- [The data]:
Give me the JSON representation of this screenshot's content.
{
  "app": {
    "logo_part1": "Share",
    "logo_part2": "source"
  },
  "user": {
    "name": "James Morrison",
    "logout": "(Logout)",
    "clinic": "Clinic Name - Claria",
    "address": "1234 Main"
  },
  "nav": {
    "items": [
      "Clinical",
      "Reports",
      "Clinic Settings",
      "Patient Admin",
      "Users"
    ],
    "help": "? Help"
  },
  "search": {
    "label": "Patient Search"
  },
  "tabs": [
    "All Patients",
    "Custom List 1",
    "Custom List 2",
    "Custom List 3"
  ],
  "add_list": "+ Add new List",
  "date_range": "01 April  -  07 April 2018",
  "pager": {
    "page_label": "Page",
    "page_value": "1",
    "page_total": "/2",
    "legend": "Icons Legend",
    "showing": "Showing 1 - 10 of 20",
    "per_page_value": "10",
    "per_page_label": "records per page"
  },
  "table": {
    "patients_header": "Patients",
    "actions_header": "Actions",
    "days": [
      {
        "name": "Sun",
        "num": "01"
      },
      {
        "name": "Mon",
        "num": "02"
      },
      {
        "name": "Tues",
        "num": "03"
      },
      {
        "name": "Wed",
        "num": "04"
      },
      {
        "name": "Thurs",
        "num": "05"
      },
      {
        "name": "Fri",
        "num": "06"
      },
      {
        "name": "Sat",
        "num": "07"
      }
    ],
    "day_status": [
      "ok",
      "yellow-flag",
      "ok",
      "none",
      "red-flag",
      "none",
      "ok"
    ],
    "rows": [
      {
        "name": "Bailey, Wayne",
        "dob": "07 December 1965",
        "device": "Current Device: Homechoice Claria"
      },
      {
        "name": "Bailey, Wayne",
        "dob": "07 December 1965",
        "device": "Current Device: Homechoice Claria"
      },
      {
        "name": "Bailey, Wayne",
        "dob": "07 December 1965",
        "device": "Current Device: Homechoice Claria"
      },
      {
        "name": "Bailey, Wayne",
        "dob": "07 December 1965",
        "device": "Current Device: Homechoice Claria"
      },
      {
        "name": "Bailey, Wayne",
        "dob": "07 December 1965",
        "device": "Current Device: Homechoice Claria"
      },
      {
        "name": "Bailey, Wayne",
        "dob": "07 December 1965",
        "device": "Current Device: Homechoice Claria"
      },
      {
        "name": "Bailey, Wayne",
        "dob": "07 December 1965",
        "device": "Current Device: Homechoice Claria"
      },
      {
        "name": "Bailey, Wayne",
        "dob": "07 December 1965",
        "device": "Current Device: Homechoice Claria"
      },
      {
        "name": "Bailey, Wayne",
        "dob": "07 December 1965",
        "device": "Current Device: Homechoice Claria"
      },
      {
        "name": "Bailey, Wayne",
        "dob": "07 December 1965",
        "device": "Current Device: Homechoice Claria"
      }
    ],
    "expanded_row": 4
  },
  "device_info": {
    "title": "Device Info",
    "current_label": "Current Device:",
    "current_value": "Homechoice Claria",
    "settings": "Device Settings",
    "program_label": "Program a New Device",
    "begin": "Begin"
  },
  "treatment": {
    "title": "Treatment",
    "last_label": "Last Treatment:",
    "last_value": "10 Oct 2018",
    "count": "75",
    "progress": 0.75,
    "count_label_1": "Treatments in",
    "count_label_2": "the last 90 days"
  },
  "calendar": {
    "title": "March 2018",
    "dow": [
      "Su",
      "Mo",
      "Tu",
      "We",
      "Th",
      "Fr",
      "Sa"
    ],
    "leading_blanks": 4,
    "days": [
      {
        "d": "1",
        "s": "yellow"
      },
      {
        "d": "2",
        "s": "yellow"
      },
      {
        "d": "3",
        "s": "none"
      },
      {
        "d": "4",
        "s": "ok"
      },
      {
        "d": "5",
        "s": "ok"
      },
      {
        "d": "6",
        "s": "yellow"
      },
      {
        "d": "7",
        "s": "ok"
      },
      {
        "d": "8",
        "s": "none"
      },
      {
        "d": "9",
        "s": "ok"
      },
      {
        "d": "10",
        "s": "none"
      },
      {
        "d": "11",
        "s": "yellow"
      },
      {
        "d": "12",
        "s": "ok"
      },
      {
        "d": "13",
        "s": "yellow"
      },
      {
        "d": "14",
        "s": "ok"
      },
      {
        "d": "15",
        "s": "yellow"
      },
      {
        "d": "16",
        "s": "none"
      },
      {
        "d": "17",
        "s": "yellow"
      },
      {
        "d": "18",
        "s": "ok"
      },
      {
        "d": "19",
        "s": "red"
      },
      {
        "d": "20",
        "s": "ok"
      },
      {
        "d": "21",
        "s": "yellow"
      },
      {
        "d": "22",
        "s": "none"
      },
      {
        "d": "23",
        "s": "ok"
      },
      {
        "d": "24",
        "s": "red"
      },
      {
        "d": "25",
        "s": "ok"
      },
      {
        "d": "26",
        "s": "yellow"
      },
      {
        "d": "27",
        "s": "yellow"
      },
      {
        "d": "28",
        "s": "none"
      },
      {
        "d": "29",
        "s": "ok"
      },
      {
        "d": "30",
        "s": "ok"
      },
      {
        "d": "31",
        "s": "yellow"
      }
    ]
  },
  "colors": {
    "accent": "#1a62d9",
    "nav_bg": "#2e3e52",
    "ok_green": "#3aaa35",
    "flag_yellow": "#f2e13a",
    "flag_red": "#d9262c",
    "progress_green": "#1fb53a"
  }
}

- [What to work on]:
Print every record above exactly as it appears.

- [Task answer]:
Give me the JSON representation of this screenshot's content.
{
  "app": {
    "logo_part1": "Share",
    "logo_part2": "source"
  },
  "user": {
    "name": "James Morrison",
    "logout": "(Logout)",
    "clinic": "Clinic Name - Claria",
    "address": "1234 Main"
  },
  "nav": {
    "items": [
      "Clinical",
      "Reports",
      "Clinic Settings",
      "Patient Admin",
      "Users"
    ],
    "help": "? Help"
  },
  "search": {
    "label": "Patient Search"
  },
  "tabs": [
    "All Patients",
    "Custom List 1",
    "Custom List 2",
    "Custom List 3"
  ],
  "add_list": "+ Add new List",
  "date_range": "01 April  -  07 April 2018",
  "pager": {
    "page_label": "Page",
    "page_value": "1",
    "page_total": "/2",
    "legend": "Icons Legend",
    "showing": "Showing 1 - 10 of 20",
    "per_page_value": "10",
    "per_page_label": "records per page"
  },
  "table": {
    "patients_header": "Patients",
    "actions_header": "Actions",
    "days": [
      {
        "name": "Sun",
        "num": "01"
      },
      {
        "name": "Mon",
        "num": "02"
      },
      {
        "name": "Tues",
        "num": "03"
      },
      {
        "name": "Wed",
        "num": "04"
      },
      {
        "name": "Thurs",
        "num": "05"
      },
      {
        "name": "Fri",
        "num": "06"
      },
      {
        "name": "Sat",
        "num": "07"
      }
    ],
    "day_status": [
      "ok",
      "yellow-flag",
      "ok",
      "none",
      "red-flag",
      "none",
      "ok"
    ],
    "rows": [
      {
        "name": "Bailey, Wayne",
        "dob": "07 December 1965",
        "device": "Current Device: Homechoice Claria"
      },
      {
        "name": "Bailey, Wayne",
        "dob": "07 December 1965",
        "device": "Current Device: Homechoice Claria"
      },
      {
        "name": "Bailey, Wayne",
        "dob": "07 December 1965",
        "device": "Current Device: Homechoice Claria"
      },
      {
        "name": "Bailey, Wayne",
        "dob": "07 December 1965",
        "device": "Current Device: Homechoice Claria"
      },
      {
        "name": "Bailey, Wayne",
        "dob": "07 December 1965",
        "device": "Current Device: Homechoice Claria"
      },
      {
        "name": "Bailey, Wayne",
        "dob": "07 December 1965",
        "device": "Current Device: Homechoice Claria"
      },
      {
        "name": "Bailey, Wayne",
        "dob": "07 December 1965",
        "device": "Current Device: Homechoice Claria"
      },
      {
        "name": "Bailey, Wayne",
        "dob": "07 December 1965",
        "device": "Current Device: Homechoice Claria"
      },
      {
        "name": "Bailey, Wayne",
        "dob": "07 December 1965",
        "device": "Current Device: Homechoice Claria"
      },
      {
        "name": "Bailey, Wayne",
        "dob": "07 December 1965",
        "device": "Current Device: Homechoice Claria"
      }
    ],
    "expanded_row": 4
  },
  "device_info": {
    "title": "Device Info",
    "current_label": "Current Device:",
    "current_value": "Homechoice Claria",
    "settings": "Device Settings",
    "program_label": "Program a New Device",
    "begin": "Begin"
  },
  "treatment": {
    "title": "Treatment",
    "last_label": "Last Treatment:",
    "last_value": "10 Oct 2018",
    "count": "75",
    "progress": 0.75,
    "count_label_1": "Treatments in",
    "count_label_2": "the last 90 days"
  },
  "calendar": {
    "title": "March 2018",
    "dow": [
      "Su",
      "Mo",
      "Tu",
      "We",
      "Th",
      "Fr",
      "Sa"
    ],
    "leading_blanks": 4,
    "days": [
      {
        "d": "1",
        "s": "yellow"
      },
      {
        "d": "2",
        "s": "yellow"
      },
      {
        "d": "3",
        "s": "none"
      },
      {
        "d": "4",
        "s": "ok"
      },
      {
        "d": "5",
        "s": "ok"
      },
      {
        "d": "6",
        "s": "yellow"
      },
      {
        "d": "7",
        "s": "ok"
      },
      {
        "d": "8",
        "s": "none"
      },
      {
        "d": "9",
        "s": "ok"
      },
      {
        "d": "10",
        "s": "none"
      },
      {
        "d": "11",
        "s": "yellow"
      },
      {
        "d": "12",
        "s": "ok"
      },
      {
        "d": "13",
        "s": "yellow"
      },
      {
        "d": "14",
        "s": "ok"
      },
      {
        "d": "15",
        "s": "yellow"
      },
      {
        "d": "16",
        "s": "none"
      },
      {
        "d": "17",
        "s": "yellow"
      },
      {
        "d": "18",
        "s": "ok"
      },
      {
        "d": "19",
        "s": "red"
      },
      {
        "d": "20",
        "s": "ok"
      },
      {
        "d": "21",
        "s": "yellow"
      },
      {
        "d": "22",
        "s": "none"
      },
      {
        "d": "23",
        "s": "ok"
      },
      {
        "d": "24",
        "s": "red"
      },
      {
        "d": "25",
        "s": "ok"
      },
      {
        "d": "26",
        "s": "yellow"
      },
      {
        "d": "27",
        "s": "yellow"
      },
      {
        "d": "28",
        "s": "none"
      },
      {
        "d": "29",
        "s": "ok"
      },
      {
        "d": "30",
        "s": "ok"
      },
      {
        "d": "31",
        "s": "yellow"
      }
    ]
  },
  "colors": {
    "accent": "#1a62d9",
    "nav_bg": "#2e3e52",
    "ok_green": "#3aaa35",
    "flag_yellow": "#f2e13a",
    "flag_red": "#d9262c",
    "progress_green": "#1fb53a"
  }
}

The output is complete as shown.